A total of 56 volunteers cleared 7,328 pieces of litter off four Berwickshire beaches during Great British Beach Clean week organised by the Marine Conservation Society.
The four beach cleans - at Coldingham, Linkim, Killiedraughts, and Eyemouth - were supervised by the St. Abbs and Eyemouth Voluntary Marine Reserve, the 56 volunteers, which included local cubs and guides, removing 140.15kg of rubbish.
“Linkim shore just south of Coldingham Bay recorded the highest number of litter items removed with 2,917 pieces weighing 41.95kg,” said marine ranger Lyle. “Next was Killiedraughts bay with 2,176 items (85.5kg), Eyemouth beach with 1,381 (12.2kg), and Coldingham with 854 (0.5kg).
“We also attended a community driven beach clean organised by the Burnmouth residents on September 15. It was a great day lending a hand with a driven and enthusiastic group of people.
“Plastic waste was the most frequent litter item across the four beaches surveyed, with 4,517 pieces retrieved representing 61.6% of all rubbish collected over the four days. A quarter of all litter encountered over the four beaches was broken and degraded pieces of plastic ranging between 0.5cm – 50cm, with a total of 1,766 pieces recorded and removed.
“Plastic pollution remains one of the greatest threats facing the marine environment today, it has serious consequences regarding marine animal health and their survival as it results in animal entanglement by drifting ghost nets, ingestion of toxic fragments, and leads to immuno-suppression.
“MCS beach clean provides data to help lobby governments to alter legislation relating to the manufacturing and application of plastic products in the market place. 25 years of data collected by the MCS has resulted in the 5p charge for plastic carrier bags and the reduction of exfoliating gels containing micro beads made of plastic.

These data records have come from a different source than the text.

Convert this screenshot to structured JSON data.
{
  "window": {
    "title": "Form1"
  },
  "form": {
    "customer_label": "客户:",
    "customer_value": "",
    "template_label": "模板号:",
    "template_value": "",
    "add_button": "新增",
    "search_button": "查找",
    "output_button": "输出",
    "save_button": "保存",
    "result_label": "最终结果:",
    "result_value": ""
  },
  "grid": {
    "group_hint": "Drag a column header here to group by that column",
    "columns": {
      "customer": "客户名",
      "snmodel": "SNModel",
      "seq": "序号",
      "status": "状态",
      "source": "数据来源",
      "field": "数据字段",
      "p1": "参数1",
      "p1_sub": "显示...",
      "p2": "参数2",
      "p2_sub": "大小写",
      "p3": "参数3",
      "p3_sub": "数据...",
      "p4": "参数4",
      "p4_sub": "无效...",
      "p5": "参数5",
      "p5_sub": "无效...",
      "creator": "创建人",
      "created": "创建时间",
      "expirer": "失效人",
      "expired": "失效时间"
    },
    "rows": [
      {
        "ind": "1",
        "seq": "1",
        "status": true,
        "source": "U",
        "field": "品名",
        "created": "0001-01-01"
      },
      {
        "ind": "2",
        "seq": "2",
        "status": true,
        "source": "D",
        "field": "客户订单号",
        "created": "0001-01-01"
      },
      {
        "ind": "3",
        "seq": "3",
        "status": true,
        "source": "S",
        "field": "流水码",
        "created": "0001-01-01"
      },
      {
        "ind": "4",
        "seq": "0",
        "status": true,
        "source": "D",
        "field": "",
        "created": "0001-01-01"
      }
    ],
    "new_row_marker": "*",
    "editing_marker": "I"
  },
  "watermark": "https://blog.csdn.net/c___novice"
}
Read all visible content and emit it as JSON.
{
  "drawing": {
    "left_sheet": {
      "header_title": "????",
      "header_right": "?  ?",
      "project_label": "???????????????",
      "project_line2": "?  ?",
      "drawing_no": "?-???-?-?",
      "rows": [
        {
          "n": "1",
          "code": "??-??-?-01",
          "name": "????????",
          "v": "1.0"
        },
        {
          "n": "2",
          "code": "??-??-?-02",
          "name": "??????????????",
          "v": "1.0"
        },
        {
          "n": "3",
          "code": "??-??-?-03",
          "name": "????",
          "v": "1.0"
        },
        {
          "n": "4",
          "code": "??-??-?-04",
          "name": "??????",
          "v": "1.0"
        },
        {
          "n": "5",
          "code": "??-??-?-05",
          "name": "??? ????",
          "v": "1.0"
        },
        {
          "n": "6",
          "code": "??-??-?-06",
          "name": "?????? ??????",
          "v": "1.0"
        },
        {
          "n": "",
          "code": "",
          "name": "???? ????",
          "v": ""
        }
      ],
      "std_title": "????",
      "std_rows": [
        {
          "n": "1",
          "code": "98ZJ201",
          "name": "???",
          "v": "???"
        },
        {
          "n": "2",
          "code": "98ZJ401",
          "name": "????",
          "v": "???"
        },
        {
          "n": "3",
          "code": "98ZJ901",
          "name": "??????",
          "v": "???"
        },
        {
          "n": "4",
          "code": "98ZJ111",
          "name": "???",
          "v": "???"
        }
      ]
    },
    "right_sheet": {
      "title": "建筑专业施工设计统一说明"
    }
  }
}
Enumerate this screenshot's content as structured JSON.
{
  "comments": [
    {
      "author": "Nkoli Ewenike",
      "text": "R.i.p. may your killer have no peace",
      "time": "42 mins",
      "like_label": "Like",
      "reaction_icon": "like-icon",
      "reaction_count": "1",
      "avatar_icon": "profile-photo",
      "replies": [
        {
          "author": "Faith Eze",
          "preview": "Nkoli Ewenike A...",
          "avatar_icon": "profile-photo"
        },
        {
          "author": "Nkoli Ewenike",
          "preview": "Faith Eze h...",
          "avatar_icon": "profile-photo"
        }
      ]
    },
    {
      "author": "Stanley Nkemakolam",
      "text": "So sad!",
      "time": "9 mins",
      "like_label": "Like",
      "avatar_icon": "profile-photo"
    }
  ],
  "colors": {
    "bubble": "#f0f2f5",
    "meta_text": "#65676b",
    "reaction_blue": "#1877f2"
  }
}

“We would like to thank beach clean funders LEADER, Green Coat, Foundation Scotland, Blue Marine, and Berwickshire & Northumberland Marine Nature Partnership.”